It also comes as Congress is expected to begin debate in the coming months over whether to reauthorize or reform the surveillance authority, known as Section 702, a provision that was added to the Foreign Intelligence Surveillance Act in 2008.

The letter, sent on Friday to National Intelligence Director James Clapper, said his office and National Security Agency officials had briefed congressional staff about how the intelligence community intends to comply with the lawmakers' disclosure request.

Clapper's office did not immediately respond to a request for comment.

The letter is signed by 11 lawmakers on the U.S. House Judiciary Committee, and is described as an effort to "memorialize our understanding" of IC's plan to provide a real number estimate, in percentages, as soon as next month that can be made public.
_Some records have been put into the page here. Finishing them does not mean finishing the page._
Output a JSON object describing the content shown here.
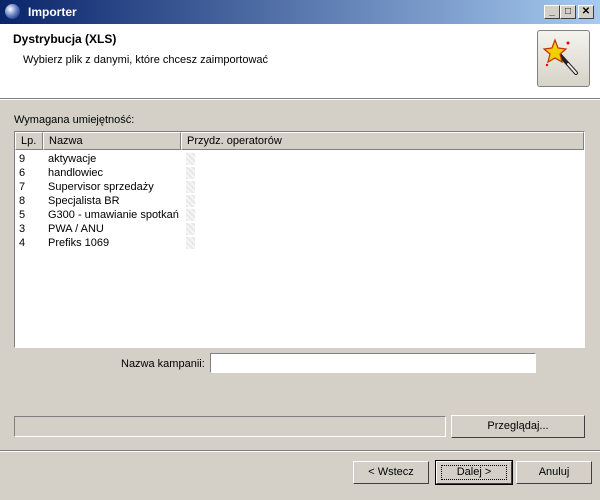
{
  "window": {
    "title": "Importer",
    "controls": {
      "minimize": "_",
      "maximize": "□",
      "close": "✕"
    }
  },
  "header": {
    "title": "Dystrybucja (XLS)",
    "description": "Wybierz plik z danymi, które chcesz zaimportować",
    "icon": "magic-wand-icon"
  },
  "skills_label": "Wymagana umiejętność:",
  "table": {
    "columns": [
      "Lp.",
      "Nazwa",
      "Przydz. operatorów"
    ],
    "rows": [
      {
        "lp": "9",
        "name": "aktywacje"
      },
      {
        "lp": "6",
        "name": "handlowiec"
      },
      {
        "lp": "7",
        "name": "Supervisor sprzedaży"
      },
      {
        "lp": "8",
        "name": "Specjalista BR"
      },
      {
        "lp": "5",
        "name": "G300 - umawianie spotkań"
      },
      {
        "lp": "3",
        "name": "PWA / ANU"
      },
      {
        "lp": "4",
        "name": "Prefiks 1069"
      }
    ]
  },
  "campaign": {
    "label": "Nazwa kampanii:",
    "value": ""
  },
  "buttons": {
    "browse": "Przeglądaj...",
    "back": "< Wstecz",
    "next": "Dalej >",
    "cancel": "Anuluj"
  }
}
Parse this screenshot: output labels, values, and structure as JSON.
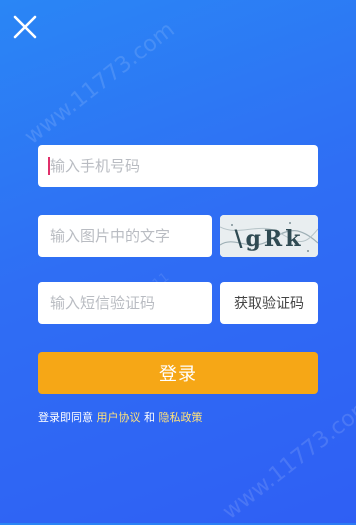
{
  "watermark": {
    "text": "www.11773.com",
    "partial": "11"
  },
  "form": {
    "phone_placeholder": "输入手机号码",
    "image_code_placeholder": "输入图片中的文字",
    "captcha_text": "\\gRk",
    "sms_code_placeholder": "输入短信验证码",
    "get_code_label": "获取验证码",
    "login_label": "登录"
  },
  "agreement": {
    "prefix": "登录即同意",
    "user_agreement": "用户协议",
    "and": "和",
    "privacy_policy": "隐私政策"
  },
  "colors": {
    "background_top": "#2a86f5",
    "background_bottom": "#2f5ff4",
    "login_button": "#f6a716",
    "link": "#ffe27a",
    "caret": "#e0306a"
  },
  "icons": {
    "close": "close-icon"
  }
}
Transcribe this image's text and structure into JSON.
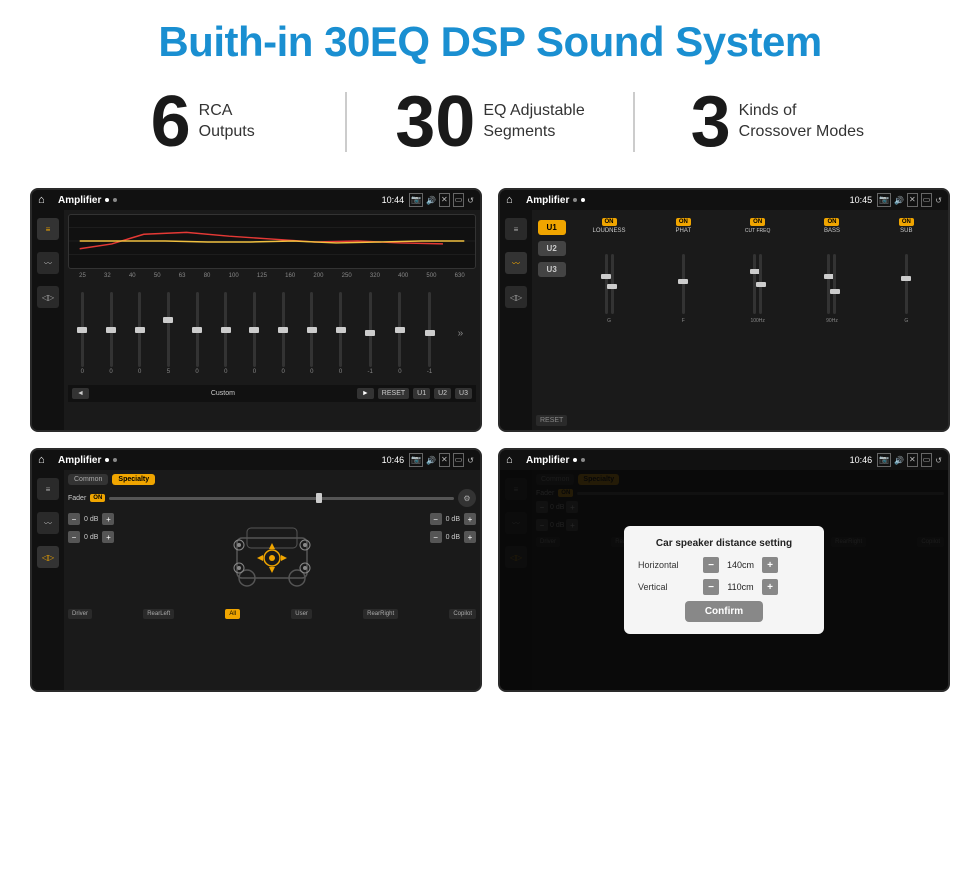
{
  "header": {
    "title": "Buith-in 30EQ DSP Sound System"
  },
  "stats": [
    {
      "number": "6",
      "label": "RCA\nOutputs"
    },
    {
      "number": "30",
      "label": "EQ Adjustable\nSegments"
    },
    {
      "number": "3",
      "label": "Kinds of\nCrossover Modes"
    }
  ],
  "screens": [
    {
      "id": "screen1",
      "statusBar": {
        "appName": "Amplifier",
        "time": "10:44"
      }
    },
    {
      "id": "screen2",
      "statusBar": {
        "appName": "Amplifier",
        "time": "10:45"
      }
    },
    {
      "id": "screen3",
      "statusBar": {
        "appName": "Amplifier",
        "time": "10:46"
      }
    },
    {
      "id": "screen4",
      "statusBar": {
        "appName": "Amplifier",
        "time": "10:46"
      },
      "dialog": {
        "title": "Car speaker distance setting",
        "fields": [
          {
            "label": "Horizontal",
            "value": "140cm"
          },
          {
            "label": "Vertical",
            "value": "110cm"
          }
        ],
        "confirmLabel": "Confirm"
      }
    }
  ],
  "eq": {
    "frequencies": [
      "25",
      "32",
      "40",
      "50",
      "63",
      "80",
      "100",
      "125",
      "160",
      "200",
      "250",
      "320",
      "400",
      "500",
      "630"
    ],
    "values": [
      "0",
      "0",
      "0",
      "5",
      "0",
      "0",
      "0",
      "0",
      "0",
      "0",
      "-1",
      "0",
      "-1"
    ],
    "presets": {
      "customLabel": "Custom",
      "resetLabel": "RESET",
      "u1": "U1",
      "u2": "U2",
      "u3": "U3"
    }
  },
  "amp": {
    "presets": [
      "U1",
      "U2",
      "U3"
    ],
    "controls": [
      "LOUDNESS",
      "PHAT",
      "CUT FREQ",
      "BASS",
      "SUB"
    ],
    "onLabel": "ON",
    "resetLabel": "RESET"
  },
  "crossover": {
    "tabs": [
      "Common",
      "Specialty"
    ],
    "faderLabel": "Fader",
    "onLabel": "ON",
    "bottomLabels": [
      "Driver",
      "RearLeft",
      "All",
      "User",
      "RearRight",
      "Copilot"
    ],
    "driverLabel": "Driver",
    "copilotLabel": "Copilot",
    "rearLeftLabel": "RearLeft",
    "allLabel": "All",
    "userLabel": "User",
    "rearRightLabel": "RearRight"
  },
  "dialog": {
    "title": "Car speaker distance setting",
    "horizontalLabel": "Horizontal",
    "horizontalValue": "140cm",
    "verticalLabel": "Vertical",
    "verticalValue": "110cm",
    "confirmLabel": "Confirm"
  }
}
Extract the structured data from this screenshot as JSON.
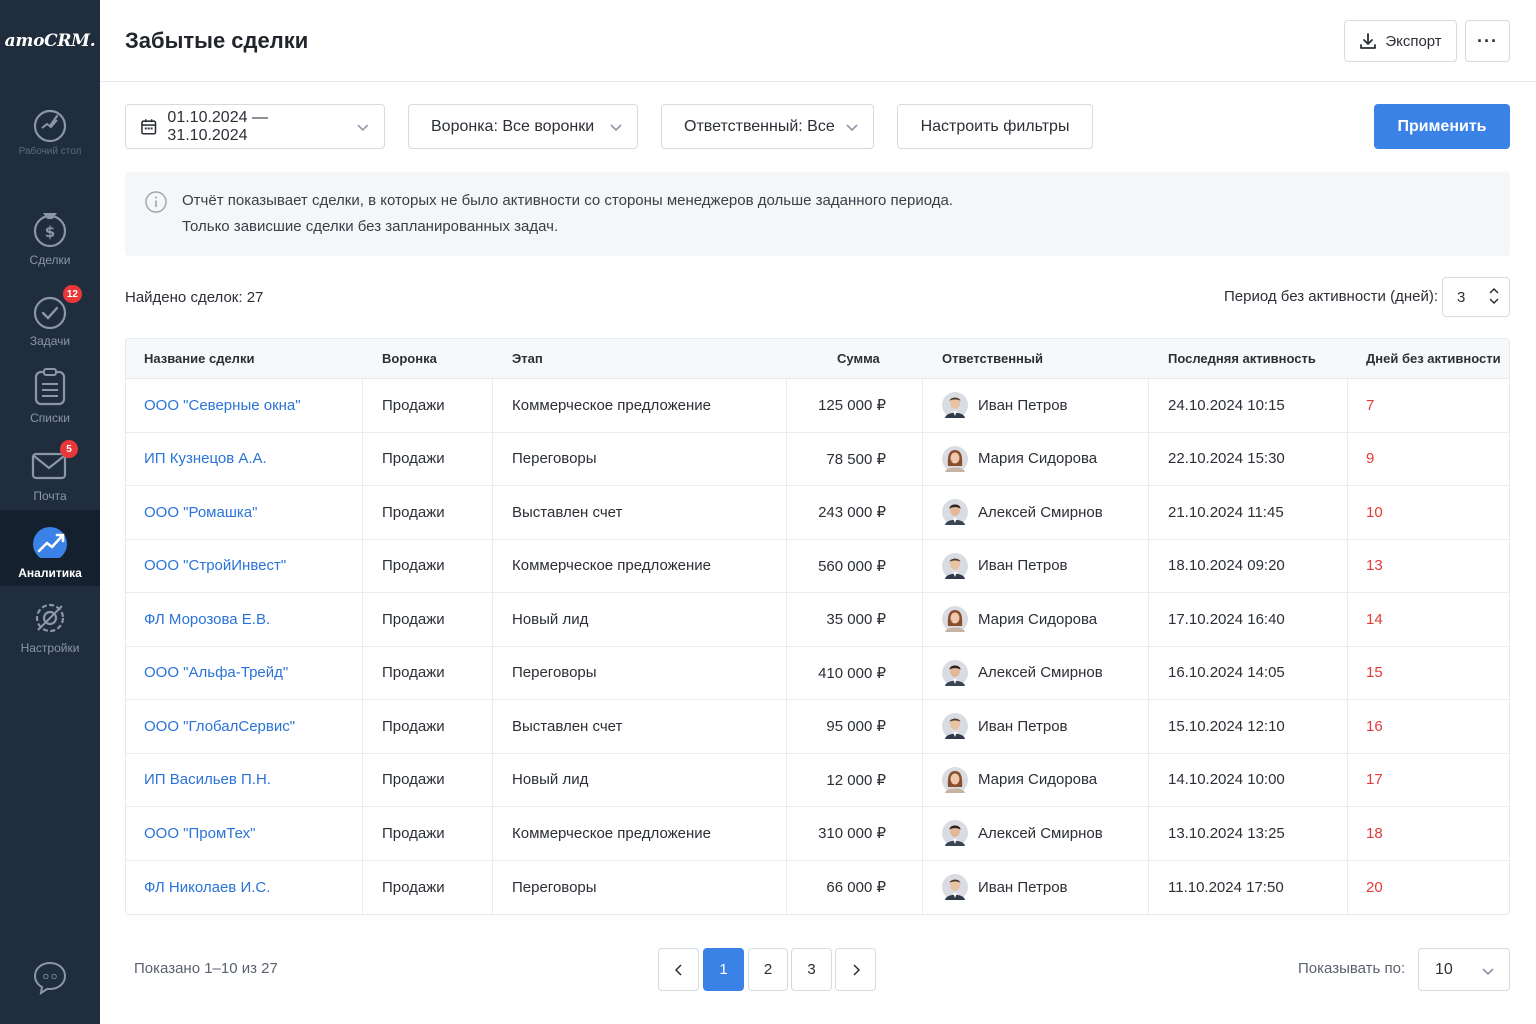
{
  "app": {
    "logo": "amoCRM."
  },
  "sidebar": {
    "items": [
      {
        "label": "",
        "sublabel": "Рабочий стол",
        "icon": "dashboard-icon"
      },
      {
        "label": "Сделки",
        "icon": "deals-icon"
      },
      {
        "label": "Задачи",
        "icon": "tasks-icon",
        "badge": "12"
      },
      {
        "label": "Списки",
        "icon": "lists-icon"
      },
      {
        "label": "Почта",
        "icon": "mail-icon",
        "badge": "5"
      },
      {
        "label": "Аналитика",
        "icon": "analytics-icon",
        "active": true
      },
      {
        "label": "Настройки",
        "icon": "settings-icon"
      }
    ],
    "chat_icon": "chat-icon"
  },
  "header": {
    "title": "Забытые сделки",
    "export_label": "Экспорт",
    "more_label": "···"
  },
  "filters": {
    "date_range": "01.10.2024 — 31.10.2024",
    "pipeline": "Воронка: Все воронки",
    "responsible": "Ответственный: Все",
    "configure": "Настроить фильтры",
    "apply": "Применить"
  },
  "info": {
    "line1": "Отчёт показывает сделки, в которых не было активности со стороны менеджеров дольше заданного периода.",
    "line2": "Только зависшие сделки без запланированных задач."
  },
  "summary": {
    "found": "Найдено сделок: 27",
    "period_label": "Период без активности (дней):",
    "period_value": "3"
  },
  "table": {
    "columns": [
      "Название сделки",
      "Воронка",
      "Этап",
      "Сумма",
      "Ответственный",
      "Последняя активность",
      "Дней без активности"
    ],
    "rows": [
      {
        "name": "ООО \"Северные окна\"",
        "pipeline": "Продажи",
        "stage": "Коммерческое предложение",
        "sum": "125 000 ₽",
        "owner": "Иван Петров",
        "avatar": "m1",
        "last": "24.10.2024 10:15",
        "days": "7"
      },
      {
        "name": "ИП Кузнецов А.А.",
        "pipeline": "Продажи",
        "stage": "Переговоры",
        "sum": "78 500 ₽",
        "owner": "Мария Сидорова",
        "avatar": "f",
        "last": "22.10.2024 15:30",
        "days": "9"
      },
      {
        "name": "ООО \"Ромашка\"",
        "pipeline": "Продажи",
        "stage": "Выставлен счет",
        "sum": "243 000 ₽",
        "owner": "Алексей Смирнов",
        "avatar": "m2",
        "last": "21.10.2024 11:45",
        "days": "10"
      },
      {
        "name": "ООО \"СтройИнвест\"",
        "pipeline": "Продажи",
        "stage": "Коммерческое предложение",
        "sum": "560 000 ₽",
        "owner": "Иван Петров",
        "avatar": "m1",
        "last": "18.10.2024 09:20",
        "days": "13"
      },
      {
        "name": "ФЛ Морозова Е.В.",
        "pipeline": "Продажи",
        "stage": "Новый лид",
        "sum": "35 000 ₽",
        "owner": "Мария Сидорова",
        "avatar": "f",
        "last": "17.10.2024 16:40",
        "days": "14"
      },
      {
        "name": "ООО \"Альфа-Трейд\"",
        "pipeline": "Продажи",
        "stage": "Переговоры",
        "sum": "410 000 ₽",
        "owner": "Алексей Смирнов",
        "avatar": "m2",
        "last": "16.10.2024 14:05",
        "days": "15"
      },
      {
        "name": "ООО \"ГлобалСервис\"",
        "pipeline": "Продажи",
        "stage": "Выставлен счет",
        "sum": "95 000 ₽",
        "owner": "Иван Петров",
        "avatar": "m1",
        "last": "15.10.2024 12:10",
        "days": "16"
      },
      {
        "name": "ИП Васильев П.Н.",
        "pipeline": "Продажи",
        "stage": "Новый лид",
        "sum": "12 000 ₽",
        "owner": "Мария Сидорова",
        "avatar": "f",
        "last": "14.10.2024 10:00",
        "days": "17"
      },
      {
        "name": "ООО \"ПромТех\"",
        "pipeline": "Продажи",
        "stage": "Коммерческое предложение",
        "sum": "310 000 ₽",
        "owner": "Алексей Смирнов",
        "avatar": "m2",
        "last": "13.10.2024 13:25",
        "days": "18"
      },
      {
        "name": "ФЛ Николаев И.С.",
        "pipeline": "Продажи",
        "stage": "Переговоры",
        "sum": "66 000 ₽",
        "owner": "Иван Петров",
        "avatar": "m1",
        "last": "11.10.2024 17:50",
        "days": "20"
      }
    ]
  },
  "pagination": {
    "shown": "Показано 1–10 из 27",
    "pages": [
      "1",
      "2",
      "3"
    ],
    "current": "1",
    "per_page_label": "Показывать по:",
    "per_page_value": "10"
  },
  "colors": {
    "sidebar": "#1f2d3d",
    "accent": "#3b82e6",
    "link": "#2a73d8",
    "overdue": "#e43a3a",
    "badge": "#e9383a"
  }
}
"The timely production of this information is incredibly important to informed debate on Section 702 in the next Congress— and, without it, even those of us inclined to support reauthorization would have reason for concern," the letter said.